The movie is based on Theodore Dreiser’s An American Tragedy, one of those long books I know I should read, but which I will put off for a future long bus trip I take (it’s a save-for-long-bus-trip-or-prison-sentence book). It figured humorously in my life when I went to my first Unitarian Universalist youth conference, at Camp Tippecanoe in Harrison County. A young woman, the same age as I was then (16), were clicking well after sitting together at lunch, and I began to see… possibilities. But she turned white as a sheet when I suggested that we get in one of the canoes and row out on Clendening Lake. I was a little hurt, but relieved, since it took a lot of nerve for me to overcome my fear of water enough to make this suggestion. At dinner, I saw a paperback copy of An American Tragedy protruding from the pocket of her knapsack when she came up to the lodge.

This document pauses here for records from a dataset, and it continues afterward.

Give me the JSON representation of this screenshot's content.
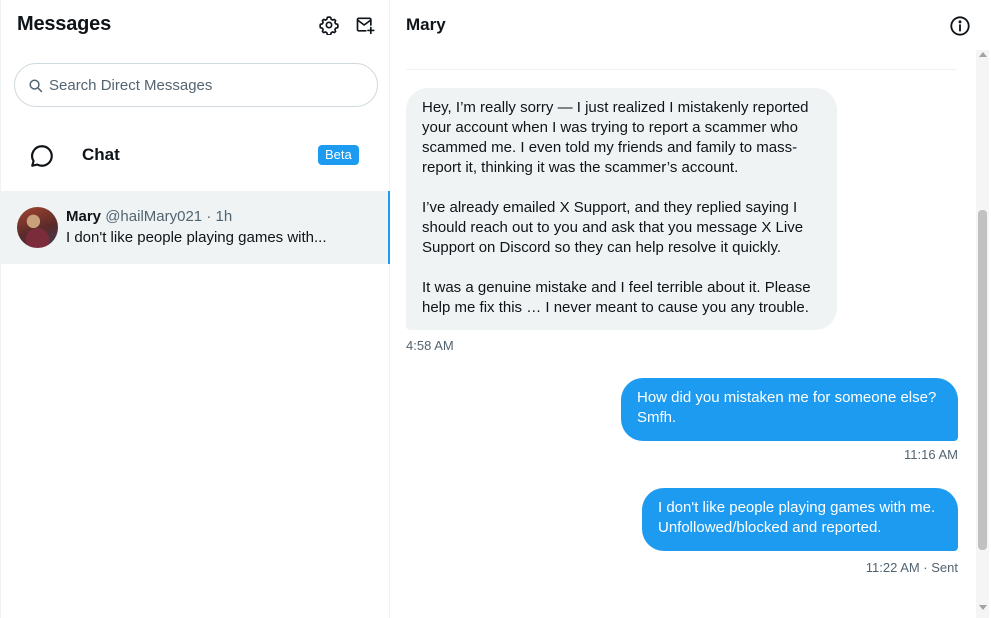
{
  "left_panel": {
    "title": "Messages",
    "settings_icon": "gear-icon",
    "new_message_icon": "new-message-icon",
    "search": {
      "placeholder": "Search Direct Messages",
      "value": ""
    },
    "chat": {
      "label": "Chat",
      "badge": "Beta"
    },
    "conversations": [
      {
        "name": "Mary",
        "handle": "@hailMary021",
        "time": "· 1h",
        "preview": "I don't like people playing games with..."
      }
    ]
  },
  "conversation": {
    "title": "Mary",
    "info_icon": "info-icon",
    "messages": [
      {
        "direction": "in",
        "paragraphs": [
          [
            "Hey, I’m really sorry — I just realized I mistakenly reported",
            "your account when I was trying to report a scammer who",
            "scammed me. I even told my friends and family to mass-",
            "report it, thinking it was the scammer’s account."
          ],
          [
            "I’ve already emailed X Support, and they replied saying I",
            "should reach out to you and ask that you message X Live",
            "Support on Discord so they can help resolve it quickly."
          ],
          [
            "It was a genuine mistake and I feel terrible about it. Please",
            "help me fix this … I never meant to cause you any trouble."
          ]
        ],
        "time": "4:58 AM"
      },
      {
        "direction": "out",
        "lines": [
          "How did you mistaken me for someone else?",
          "Smfh."
        ],
        "time": "11:16 AM"
      },
      {
        "direction": "out",
        "lines": [
          "I don't like people playing games with me.",
          "Unfollowed/blocked and reported."
        ],
        "time": "11:22 AM · Sent"
      }
    ]
  },
  "colors": {
    "accent": "#1d9bf0",
    "incoming_bubble": "#eff3f4",
    "selected_row": "#eff3f4",
    "muted_text": "#536471"
  }
}
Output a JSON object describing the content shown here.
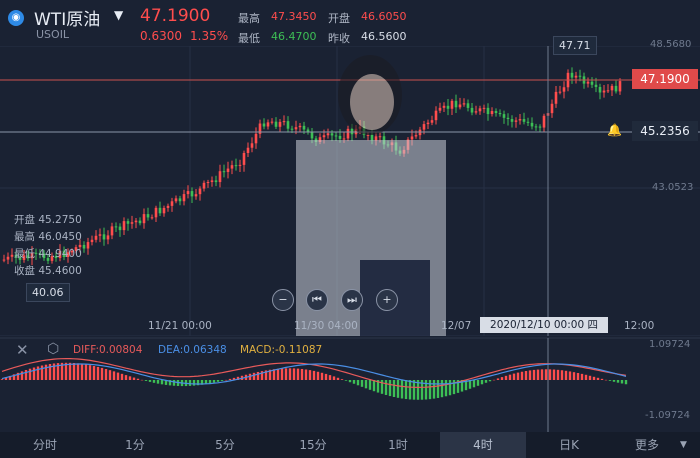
{
  "header": {
    "symbol_name": "WTI原油",
    "symbol_code": "USOIL",
    "price": "47.1900",
    "change": "0.6300",
    "change_pct": "1.35%",
    "high_label": "最高",
    "high": "47.3450",
    "low_label": "最低",
    "low": "46.4700",
    "open_label": "开盘",
    "open": "46.6050",
    "prevclose_label": "昨收",
    "prevclose": "46.5600"
  },
  "chart": {
    "y_ticks": [
      "48.5680",
      "43.0523"
    ],
    "price_tag": "47.1900",
    "alert_price": "45.2356",
    "peak_label": "47.71",
    "low_marker": "40.06",
    "x_ticks": [
      "11/21 00:00",
      "11/30 04:00",
      "12/07",
      "12:00"
    ],
    "crosshair_time": "2020/12/10 00:00 四",
    "ohlc_box": {
      "open_label": "开盘",
      "open": "45.2750",
      "high_label": "最高",
      "high": "46.0450",
      "low_label": "最低",
      "low": "44.9400",
      "close_label": "收盘",
      "close": "45.4600"
    },
    "macd_legend": {
      "diff": "DIFF:0.00804",
      "dea": "DEA:0.06348",
      "macd": "MACD:-0.11087"
    },
    "macd_ticks": [
      "1.09724",
      "-1.09724"
    ],
    "colors": {
      "up": "#ff4d4d",
      "down": "#3dbf55",
      "diff": "#e85a5a",
      "dea": "#4a8fe6"
    }
  },
  "tabs": [
    "分时",
    "1分",
    "5分",
    "15分",
    "1时",
    "4时",
    "日K",
    "更多"
  ],
  "active_tab": "4时"
}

So I knew that it wasn’t me who had rattled her, and I felt better. It’s one of those “we’ll look back on this and laugh” moments.